When play-brainstorming in the flexible editor environment, if you stumble upon something interesting, fun, or cool and decide to develop that discovery into a game idea, you already know the idea will work in the game. When playing around let your curiosity be your guide. If you ever find yourself thinking, "I wonder what will happen if I do ....." then be sure to follow inkling. Because by this point in the process you've already outline the range of mechanics and have significant experience with the game, the thing you're wondering about is most likely quite unique. I remember wondering what would happen in Super Mario Brothers if I kicked a Koopa shell against some bricks. We all know that the shell bounces off the brick breaking it in the process, or so we think. Apparently, in Super Mario Brothers, the shells only bounce off of the bricks without breaking them. At first I found this to be odd going against years of Mario teaching. But on closer investigation I realized that there isn't a brick in the entire game set up so that a Koopa shell can be kicked into it. So even though the bricks don't break, you'll never know by playing the game. So my inkling was indeed telling me to do something unique. "Trust your instincts," Peppy Hare.

Play around. Experiment. And be sure to take note of the results and any other interesting occurrences. It's a good idea to have a pen and paper nearby or a computer handy to keep track of your progress. Even if all designers could keep everything straight in their heads, it never hurts to have a back up. Plus, it's easier to show/explain your ideas to others if you have an organized record of them.

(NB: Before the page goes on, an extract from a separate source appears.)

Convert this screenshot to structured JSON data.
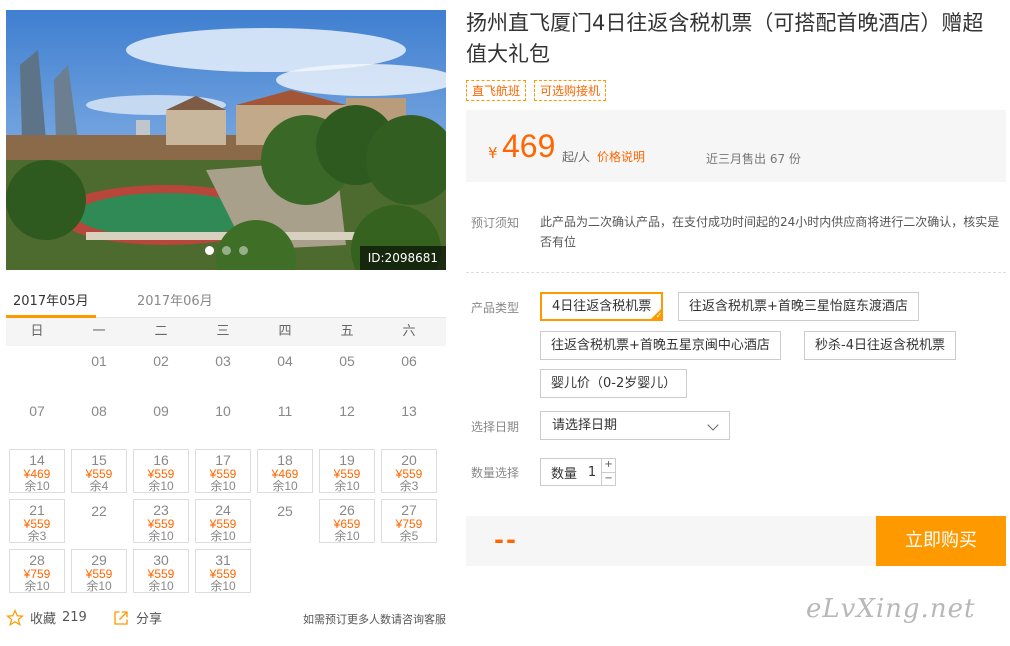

4) Identify and Push the Game Idea

To push a game idea means to dig deep into the idea so that it delivers an experience that isn't flat or lacking. It means being creative, finding the heart of the idea, connecting with the inspiration, and understanding its parts so you can control the balance between them. Pushing an idea means being aware of common associations that stem from the idea and doing any necessary pruning so the idea can grow in a clear direction. Pushing a game idea means asking yourself "Is this as far as this idea goes? Is this as far as I can take it?" Depending on what type of game idea you decide to use, there are different methods to push it.

For a game idea that...

When trying to convert and push an action/concept from life into a video game level to be communicated via interactivity, it's important to ponder the function, action, or general motion of the concept. Generally, if a concept involves time, the conceptual time translates into game time or even game space. Moving forward in a game is functionally similar to advancing time. After all, when Mario stands still in Super Mario Brothers and there are no enemies around, it's as if time is frozen. If the concept involes actions, the actions translate into mechanics or forms. The concept of punch in a video game would most likely feature a character punching. However, if you put the image of a fist on the end of a stick and gently knock over an object with this stick, the idea/action of "punch" would also be successfully communicated. Finally, if the concept is a function, then it can only translate into game function. If the function yields a positive result, then it's best to have the translated function advance the player towards completing the goal which is usually a positive thing for the player.

 

In the next lesson, I'll detail several game ideas I'm working on for Bangai-o spirits.

Article originally appeared on Critical-Gaming Network (http://critical-gaming.com/).
See website for complete article licensing information.